I was on an airplane. I was unaware.
This bleed was not immediately discovered, and Emma was going to be sent home from the emergency room with a concussion. But just prior to the discharge, it was decided that a precautionary CT scan needed to be done. When the results came back the doctors approached Chad. “We have to do surgery on your baby NOW or she will die. You need to say your goodbye’s.”
As I entered the emergency room the sight of my in-laws pastor raised a curiosity in me. Next I saw my brother, face red, tears flowing. Then, it was Chad. He was pale and crying. I had no idea what I was walking into, but I felt something in the deepest part of me. What I KNEW?
Emma was dead.
I grabbed Chad. "What has happened to my baby?!”.
He explained that she's in surgery. He explained that there is bleeding. It's severe. She might die.
At that very moment, my father-in-law Roy appeared at the elevator and said, “The surgeon wants to see only the parents. Right now!”
And I knew. My sweet girl was gone.
We rode the elevator up to the 3rd floor of the hospital. It was now 10:30 at night. As the doors opened, I saw the many faces of our friends and family. They were pacing the floor, or kneeling with their heads buried in chairs. They were crying out to God to spare Emma’s life. I was dumbfounded at the amount of people who were at the hospital this late at night and crying out to God on our behalf.
Chad and I were then ushered into a small waiting room to meet with the neurosurgeon. His face was serious, grim. He was saying words. Serious things about blood and fractures, brains and surgeries. I don’t recall what he said until I heard what I wanted most to hear, “Your little girl is alive. I have no idea if she will live through the night. If she does, she may have long term effects from the damage to her brain."
It was then that I recalled dedicating Emma's life to God. I remember praying “God, thank you for giving her to me, and today I choose to give her back to you.” You see, Emma was never ours to own. She was on loan to us from God, and understanding the blessing of her life allowed me to see the goodness of having her for the time that God allowed.
And I later prayed, “God, I want Emma here with me, but even if you take her now I know she will be with you forever. Help me to be okay with that.”
I had a vision in my head of the doctors working over Emma, and she was sitting on the lap of Jesus watching the whole thing.
Two hours after Emma’s surgery, she woke up. She looked at me and said, “Mommy, I want my paci.”
Three days later, Emma walked out of the hospital with nothing more than a scar on her head.
Chad and I celebrate on the 11th of August every single year. We celebrate because we know that the presence of Emma here on earth is nothing short of a miracle. We know this because at the follow up appointment with Emma, the surgeon looked us straight in the eye and said, “Your daughter should be dead, I don’t know how she survived this.”
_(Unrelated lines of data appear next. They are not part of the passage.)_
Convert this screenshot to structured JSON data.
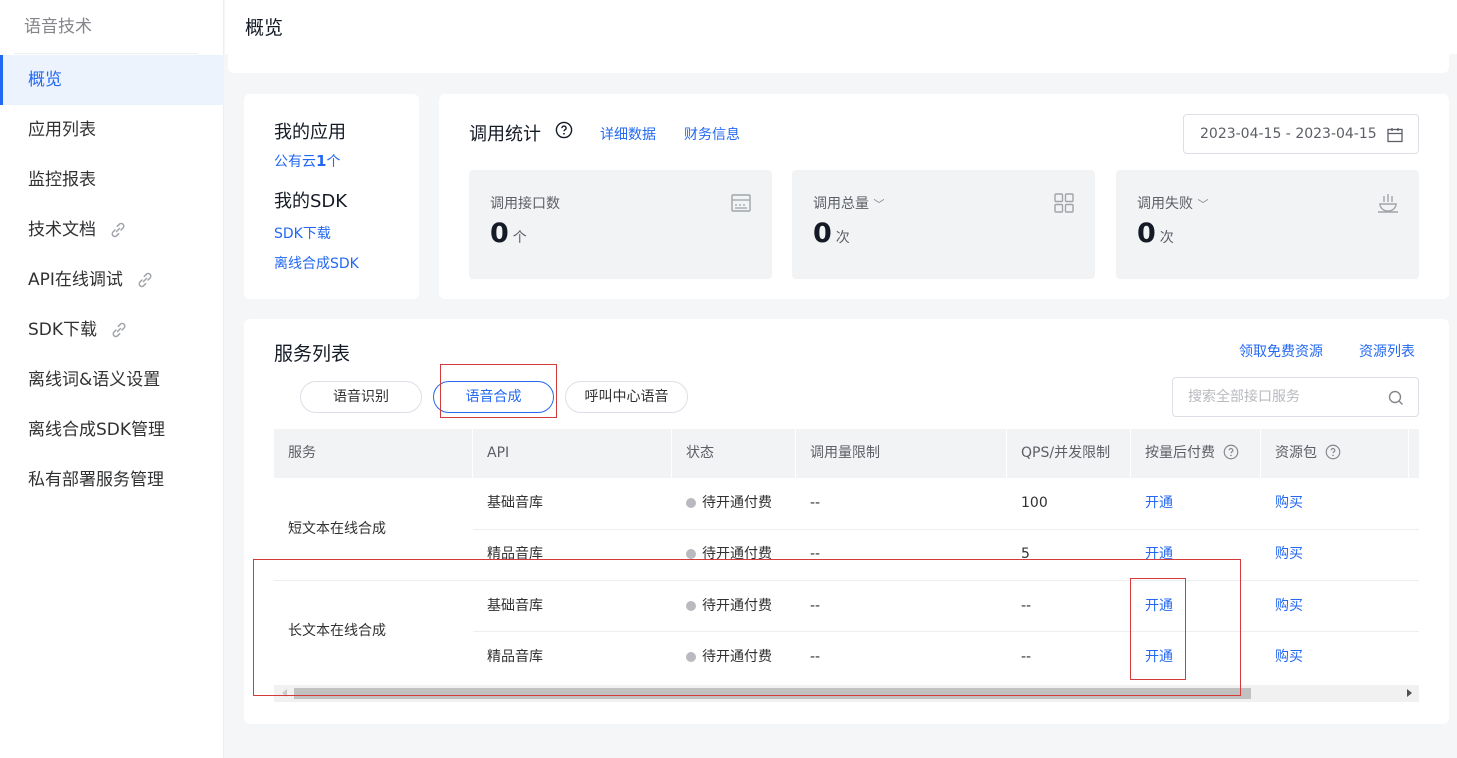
{
  "sidebar": {
    "title": "语音技术",
    "items": [
      {
        "label": "概览",
        "active": true
      },
      {
        "label": "应用列表"
      },
      {
        "label": "监控报表"
      },
      {
        "label": "技术文档",
        "icon": "link-icon"
      },
      {
        "label": "API在线调试",
        "icon": "link-icon"
      },
      {
        "label": "SDK下载",
        "icon": "link-icon"
      },
      {
        "label": "离线词&语义设置"
      },
      {
        "label": "离线合成SDK管理"
      },
      {
        "label": "私有部署服务管理"
      }
    ]
  },
  "header": {
    "title": "概览"
  },
  "my_app": {
    "heading": "我的应用",
    "public_cloud_prefix": "公有云",
    "public_cloud_count": "1",
    "public_cloud_suffix": "个",
    "sdk_heading": "我的SDK",
    "sdk_download": "SDK下载",
    "offline_sdk": "离线合成SDK"
  },
  "stats": {
    "title": "调用统计",
    "detail_link": "详细数据",
    "finance_link": "财务信息",
    "date_range": "2023-04-15 - 2023-04-15",
    "boxes": [
      {
        "label": "调用接口数",
        "value": "0",
        "unit": "个",
        "icon": "api-icon"
      },
      {
        "label": "调用总量",
        "value": "0",
        "unit": "次",
        "icon": "grid-icon"
      },
      {
        "label": "调用失败",
        "value": "0",
        "unit": "次",
        "icon": "failure-icon"
      }
    ]
  },
  "services": {
    "title": "服务列表",
    "free_link": "领取免费资源",
    "resource_link": "资源列表",
    "tabs": [
      "语音识别",
      "语音合成",
      "呼叫中心语音"
    ],
    "active_tab": "语音合成",
    "search_placeholder": "搜索全部接口服务",
    "columns": [
      "服务",
      "API",
      "状态",
      "调用量限制",
      "QPS/并发限制",
      "按量后付费",
      "资源包"
    ],
    "groups": [
      {
        "service": "短文本在线合成",
        "rows": [
          {
            "api": "基础音库",
            "status": "待开通付费",
            "limit": "--",
            "qps": "100",
            "postpaid": "开通",
            "package": "购买"
          },
          {
            "api": "精品音库",
            "status": "待开通付费",
            "limit": "--",
            "qps": "5",
            "postpaid": "开通",
            "package": "购买"
          }
        ]
      },
      {
        "service": "长文本在线合成",
        "rows": [
          {
            "api": "基础音库",
            "status": "待开通付费",
            "limit": "--",
            "qps": "--",
            "postpaid": "开通",
            "package": "购买"
          },
          {
            "api": "精品音库",
            "status": "待开通付费",
            "limit": "--",
            "qps": "--",
            "postpaid": "开通",
            "package": "购买"
          }
        ]
      }
    ]
  },
  "colors": {
    "accent": "#2468f2",
    "annotation": "#d33b3b"
  }
}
But we know.
We know exactly how she survived. PRAYER.
We later learned that people on the other side of the world were praying for Emma. Our associate pastor was on a mission trip in Africa at the time of the accident. On a Monday, he had a dream of a baby coffin. He was distraught over this and called his wife to make sure everyone at home was okay. On Wednesday, he was once again awakened in the middle of night and felt compelled to pray. He woke the entire team of missionaries and they joined him.
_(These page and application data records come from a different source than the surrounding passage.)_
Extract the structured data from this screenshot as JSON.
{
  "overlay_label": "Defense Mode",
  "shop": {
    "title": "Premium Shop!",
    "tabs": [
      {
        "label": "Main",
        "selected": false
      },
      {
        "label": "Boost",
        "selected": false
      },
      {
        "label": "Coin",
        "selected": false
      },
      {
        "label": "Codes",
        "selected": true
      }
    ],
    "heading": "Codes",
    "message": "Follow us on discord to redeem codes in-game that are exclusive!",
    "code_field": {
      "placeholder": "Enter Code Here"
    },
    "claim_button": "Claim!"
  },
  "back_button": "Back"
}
This was the exact time Emma was in surgery.
We were told the nurses who completed Emma’s CT scan started praying for her the minute they saw the results. Friends and family sent out requests for prayer, and a chain of believers began to intercede on Emma's behalf.
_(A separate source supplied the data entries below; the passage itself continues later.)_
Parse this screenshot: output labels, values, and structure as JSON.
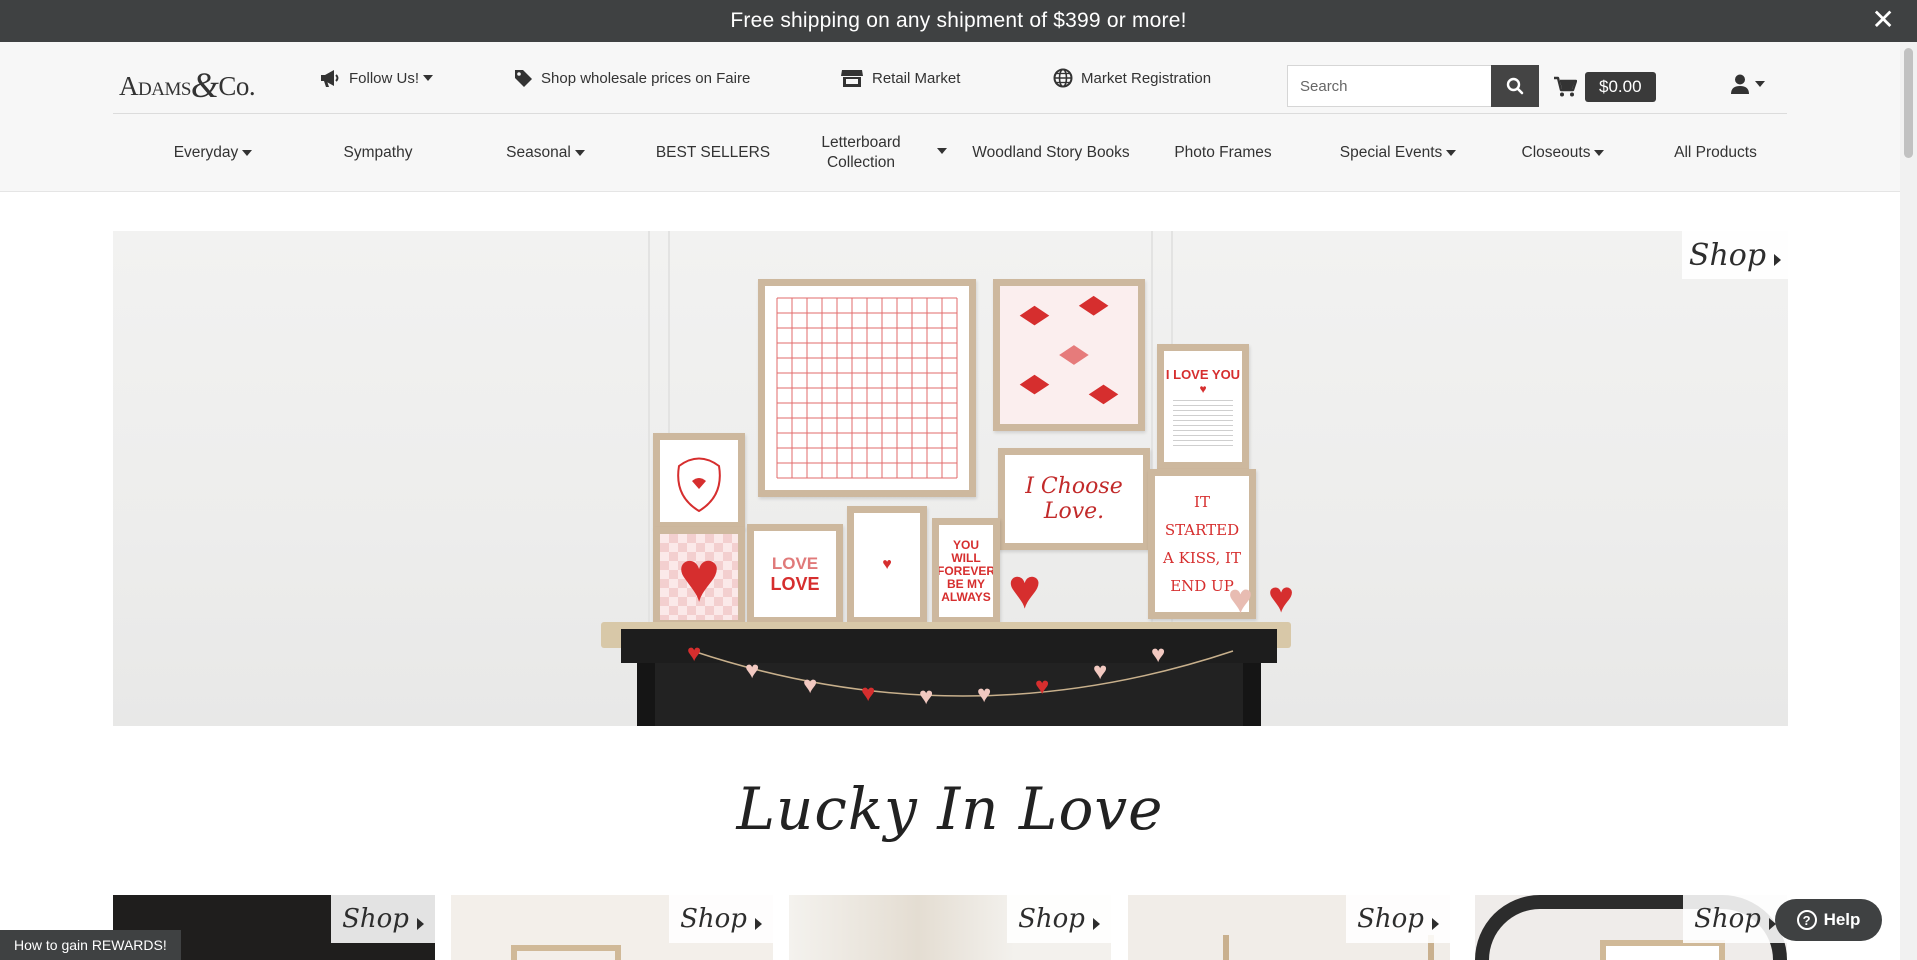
{
  "announcement": {
    "text": "Free shipping on any shipment of $399 or more!",
    "close": "✕"
  },
  "header": {
    "logo": {
      "left": "Adams",
      "amp": "&",
      "right": "Co."
    },
    "follow_us": "Follow Us!",
    "faire": "Shop wholesale prices on Faire",
    "retail_market": "Retail Market",
    "market_registration": "Market Registration",
    "search_placeholder": "Search",
    "cart_total": "$0.00"
  },
  "nav": {
    "items": [
      {
        "label": "Everyday",
        "dropdown": true
      },
      {
        "label": "Sympathy",
        "dropdown": false
      },
      {
        "label": "Seasonal",
        "dropdown": true
      },
      {
        "label": "BEST SELLERS",
        "dropdown": false
      },
      {
        "label": "Letterboard Collection",
        "dropdown": true
      },
      {
        "label": "Woodland Story Books",
        "dropdown": false
      },
      {
        "label": "Photo Frames",
        "dropdown": false
      },
      {
        "label": "Special Events",
        "dropdown": true
      },
      {
        "label": "Closeouts",
        "dropdown": true
      },
      {
        "label": "All Products",
        "dropdown": false
      }
    ]
  },
  "hero": {
    "shop_label": "Shop",
    "signs": {
      "love": "LOVE",
      "love2": "LOVE",
      "forever": "YOU WILL FOREVER BE MY ALWAYS",
      "choose": "I Choose Love.",
      "kiss": "IT STARTED A KISS, IT END UP",
      "iloveyou": "I LOVE YOU"
    }
  },
  "section": {
    "title": "Lucky In Love"
  },
  "tiles": [
    {
      "shop_label": "Shop",
      "bg": "#1f1e1d"
    },
    {
      "shop_label": "Shop",
      "bg": "#f3efea"
    },
    {
      "shop_label": "Shop",
      "bg": "#e9e4dc"
    },
    {
      "shop_label": "Shop",
      "bg": "#f1ede8"
    },
    {
      "shop_label": "Shop",
      "bg": "#efecea"
    }
  ],
  "rewards": "How to gain REWARDS!",
  "help": "Help",
  "colors": {
    "dark_bar": "#3f4142",
    "accent_red": "#d62e2e",
    "header_bg": "#f7f7f7"
  }
}
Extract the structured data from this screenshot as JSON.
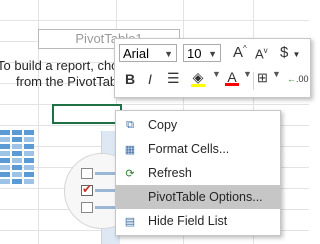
{
  "pivot": {
    "name": "PivotTable1",
    "hint_line1": "To build a report, cho",
    "hint_line2": "from the PivotTable"
  },
  "mini_toolbar": {
    "font": "Arial",
    "size": "10",
    "grow_font_label": "A",
    "shrink_font_label": "A",
    "currency_label": "$",
    "bold_label": "B",
    "italic_label": "I",
    "font_color_label": "A",
    "decimals_label": ".00",
    "fill_color": "#ffff00",
    "font_color": "#ff0000"
  },
  "context_menu": {
    "items": [
      {
        "label": "Copy",
        "icon": "copy-icon"
      },
      {
        "label": "Format Cells...",
        "icon": "format-cells-icon"
      },
      {
        "label": "Refresh",
        "icon": "refresh-icon"
      },
      {
        "label": "PivotTable Options...",
        "icon": "none",
        "highlighted": true
      },
      {
        "label": "Hide Field List",
        "icon": "field-list-icon"
      }
    ]
  }
}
I believe God was going to take Emma home with him that night. And I also believe He heard the prayers of all the people asking Him to spare her life. In His great mercy He returned her to us.